The Mind of the Church in Michigan

Change might have been the defining buzzword at St. Mary’s College of Madonna University for the past few years, but the Catholic school is using two others to bring constancy to its students: faith and reason.

In five years, St. Mary’s, located in Orchard Lake, Mich., has transformed itself from a small school founded by Polish settlers in the late 19th century into an arm of Ave Maria University in Ann Arbor, the school established by pizza baron Tom Monaghan.

But when Ave Maria ended its sponsorship just three years into the 10-year agreement, St. Mary’s was once again faced with an uncertain financial future. In July of 2003, the college acquired yet another identity when it was taken in by nearby Madonna University in Livonia and set up as a satellite center.

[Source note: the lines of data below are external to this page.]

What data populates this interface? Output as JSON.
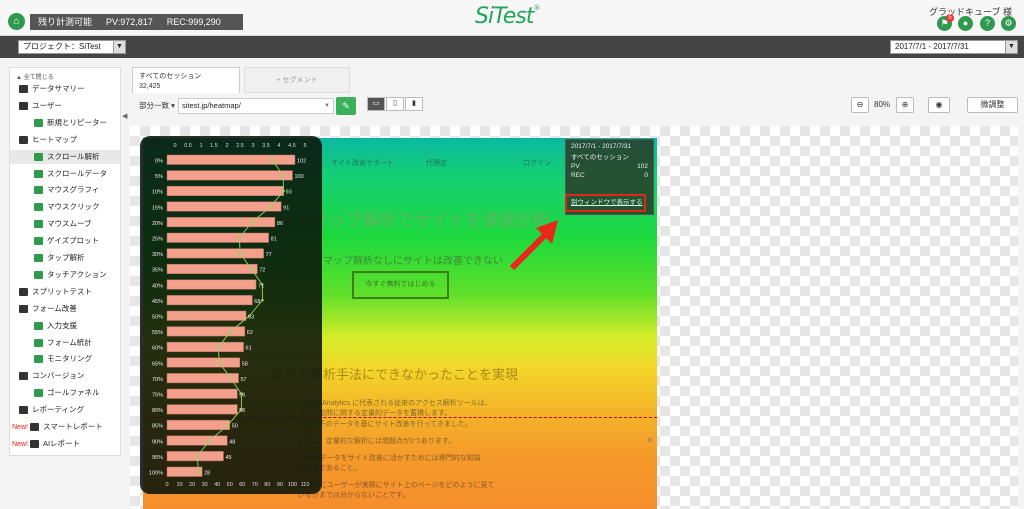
{
  "header": {
    "quota_label": "残り計測可能",
    "pv_label": "PV:972,817",
    "rec_label": "REC:999,290",
    "logo": "SiTest",
    "user": "グラッドキューブ 様",
    "notification_count": "5"
  },
  "projectbar": {
    "project": "プロジェクト：SiTest",
    "date_range": "2017/7/1 - 2017/7/31"
  },
  "sidebar": {
    "collapse_all": "全て閉じる",
    "items": [
      {
        "label": "データサマリー",
        "level": 0,
        "icon": "summary-icon"
      },
      {
        "label": "ユーザー",
        "level": 0,
        "icon": "user-icon"
      },
      {
        "label": "新規とリピーター",
        "level": 1,
        "icon": "new-repeater-icon"
      },
      {
        "label": "ヒートマップ",
        "level": 0,
        "icon": "heatmap-icon"
      },
      {
        "label": "スクロール解析",
        "level": 1,
        "icon": "scroll-icon",
        "selected": true
      },
      {
        "label": "スクロールデータ",
        "level": 1,
        "icon": "scroll-data-icon"
      },
      {
        "label": "マウスグラフィ",
        "level": 1,
        "icon": "mouse-graphy-icon"
      },
      {
        "label": "マウスクリック",
        "level": 1,
        "icon": "mouse-click-icon"
      },
      {
        "label": "マウスムーブ",
        "level": 1,
        "icon": "mouse-move-icon"
      },
      {
        "label": "ゲイズプロット",
        "level": 1,
        "icon": "gaze-plot-icon"
      },
      {
        "label": "タップ解析",
        "level": 1,
        "icon": "tap-icon"
      },
      {
        "label": "タッチアクション",
        "level": 1,
        "icon": "touch-icon"
      },
      {
        "label": "スプリットテスト",
        "level": 0,
        "icon": "split-test-icon"
      },
      {
        "label": "フォーム改善",
        "level": 0,
        "icon": "form-icon"
      },
      {
        "label": "入力支援",
        "level": 1,
        "icon": "input-assist-icon"
      },
      {
        "label": "フォーム統計",
        "level": 1,
        "icon": "form-stats-icon"
      },
      {
        "label": "モニタリング",
        "level": 1,
        "icon": "monitoring-icon"
      },
      {
        "label": "コンバージョン",
        "level": 0,
        "icon": "conversion-icon"
      },
      {
        "label": "ゴールファネル",
        "level": 1,
        "icon": "funnel-icon"
      },
      {
        "label": "レポーティング",
        "level": 0,
        "icon": "report-icon"
      },
      {
        "label": "スマートレポート",
        "level": 0,
        "icon": "smart-report-icon",
        "new": "New!"
      },
      {
        "label": "AIレポート",
        "level": 0,
        "icon": "ai-report-icon",
        "new": "New!"
      }
    ]
  },
  "tabs": {
    "all_sessions": "すべてのセッション",
    "all_sessions_count": "32,425",
    "segment": "+ セグメント"
  },
  "toolbar": {
    "match": "部分一致 ▾",
    "url": "sitest.jp/heatmap/",
    "zoom": "80%",
    "adjust": "微調整"
  },
  "page": {
    "nav_support": "サイト改善サポート",
    "nav_agency": "代理店",
    "nav_login": "ログイン",
    "hero_title": "ヒートマップ解析でサイトを健康診断",
    "hero_sub": "ヒートマップ解析なしにサイトは改善できない",
    "cta": "今すぐ無料ではじめる",
    "section_title": "従来の解析手法にできなかったことを実現",
    "lines": [
      "Google Analytics に代表される従来のアクセス解析ツールは、",
      "サイト訪問に関する定量的データを蓄積します。",
      "そしてそのデータを基にサイト改善を行ってきました。",
      "しかし、定量的な解析には問題点が2つあります。",
      "1. 解析データをサイト改善に活かすためには専門的な知識",
      "が必要であること。",
      "2. 実際にユーザーが実際にサイト上のページをどのように見て",
      "いるかまでは分からないことです。"
    ],
    "fold_label": "6/"
  },
  "info_box": {
    "date": "2017/7/1 - 2017/7/31",
    "segment": "すべてのセッション",
    "pv_label": "PV",
    "pv_value": "102",
    "rec_label": "REC",
    "rec_value": "0",
    "link": "別ウィンドウで表示する"
  },
  "chart_data": {
    "type": "bar",
    "orientation": "horizontal",
    "categories": [
      "0%",
      "5%",
      "10%",
      "15%",
      "20%",
      "25%",
      "30%",
      "35%",
      "40%",
      "45%",
      "50%",
      "55%",
      "60%",
      "65%",
      "70%",
      "75%",
      "80%",
      "85%",
      "90%",
      "95%",
      "100%"
    ],
    "values": [
      102,
      100,
      93,
      91,
      86,
      81,
      77,
      72,
      71,
      68,
      63,
      62,
      61,
      58,
      57,
      56,
      56,
      50,
      48,
      45,
      28
    ],
    "xlim": [
      0,
      110
    ],
    "xticks": [
      0,
      10,
      20,
      30,
      40,
      50,
      60,
      70,
      80,
      90,
      100,
      110
    ],
    "top_axis_ticks": [
      "0",
      "0.5",
      "1",
      "1.5",
      "2",
      "2.5",
      "3",
      "3.5",
      "4",
      "4.5",
      "5"
    ],
    "bar_color": "#f2a08c",
    "line_color": "#9ad06a"
  }
}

However, one program from its Ave Maria days has carried over. Faith and reason form the cornerstones of the school’s Catholic Integrated Core Curriculum (CICC), a program for undergraduates modeled on Pope John Paul II’s encyclicals Fides et Ratio and Ex Corde Ecclesiae.

The CICC’s goal is to give students a comprehensive view of the truth as revealed by the Catholic faith.

“We want to integrate faith and reason, and help the student to develop not only just spiritually but definitely intellectually,” says Monica Migliorino Miller, an associate professor of sacred theology at St. Mary’s. “We want to take the whole person as God has made us. The program is shaped to honor the spiritual and the intellectual dimension of the human person.”

Faith Illuminates

The core courses — in liberal arts, cultural heritage, philosophy and theology — comprise a student’s entire freshman year and two courses in each of the next two years. Core seminars integrate a “great books” curriculum and focus on history from the ancient through the late modern world.

With its special emphasis on theology and philosophy, the CICC offers courses such as Introduction to Catholic Theology, Revelation & Scripture, Ethics and The Philosophical Quest.

Beginning next year, the first group of seniors to go through the CICC will participate in “Capstone” courses that draw connections between their chosen fields of study and the idea of vocation.

The core curriculum acts as an optional substitution for Madonna University’s general education requirements and is open to all students regardless of major. The writings of Pope John Paul II are a key component and a natural outgrowth of the school’s Polish heritage

“There are programs out there with similar kinds of themes, like Christendom and Thomas Aquinas,” says Thomas Woods, dean of St. Mary’s. “But what makes us unique is our distinctive focus on the writings of Pope John Paul II, in particular with respect to education. The program was directly inspired by Fides et Ratio. It was founded, clearly and explicitly, with that encyclical in mind.”

What’s also clear is the school’s faithfulness to the magisterium of the Catholic Church. Many of its materials highlight the fact that all theology and philosophy faculty have taken the Oath of Fidelity.

Patrick Reilly, president of Cardinal Newman Society, says that such a curriculum is not just a good idea academically, but is also integral to a school’s Catholic identity.

“The core curriculum is extremely important in a Catholic institution,” he says, “because students, in order to obtain a true Catholic education — everything they study needs to be informed by the Catholic faith.”

Treasure House

But it’s not just education for education’s sake, says Barbara Laboissonniere, an assistant professor of English who helped design the curriculum.

When the group of professors, under Ave Maria’s direction, set out to create a liberal-arts program that was both traditional and innovative, she notes, they specifically wanted to explore how they could answer Pope John Paul II’s call to discover truth through faith and reason.

Freshman Marko Djonovic says this guidance toward truth is a marked difference from what he experienced before he transferred to Madonna University.

“I felt like teachers were giving their opinions,” he says of the community college he formerly attended. “They were pushing their opinions on you. But here, they talk about what Socrates thinks, what Aristotle thinks, what Plato thinks — not what professor Bob or Dan thinks.”

In next year’s Capstone courses, professors will rely on what Miller calls the “treasure house of (Catholic) teachings having to do with social welfare, social justice and respect for the human person.”

Woods says the Capstone courses set the CICC apart from similar programs.

“Our curriculum was founded to be integrated with the major, and not necessarily a major in the liberal arts,” he adds. “A student can major in nursing or in business or in education, and we emphasize very clearly that you’re supposed to connect the two together.”

In part due to the opening of the St. Mary’s campus and one other center — and in part due to its academic programs and 13-1 student-to-faculty ratio — Madonna University’s enrollment has increased steadily in recent years.

This fall, the school will offer a Catholic major and minor, and students not enrolled in the core curriculum can take courses toward a Catholic minor to guide them in their professions.

The CICC, say professors, will only get stronger.

“It’s been a bit of a bumpy ride,” said Laboissonniere, who credits Madonna University’s support and interaction with the continuation of the CICC, “but we have great faith that there’s so much beauty and potential that our prayers and wishes and hope and belief is that this is just going to blossom.”

Dana Lorelle writes from

Cary, North Carolina.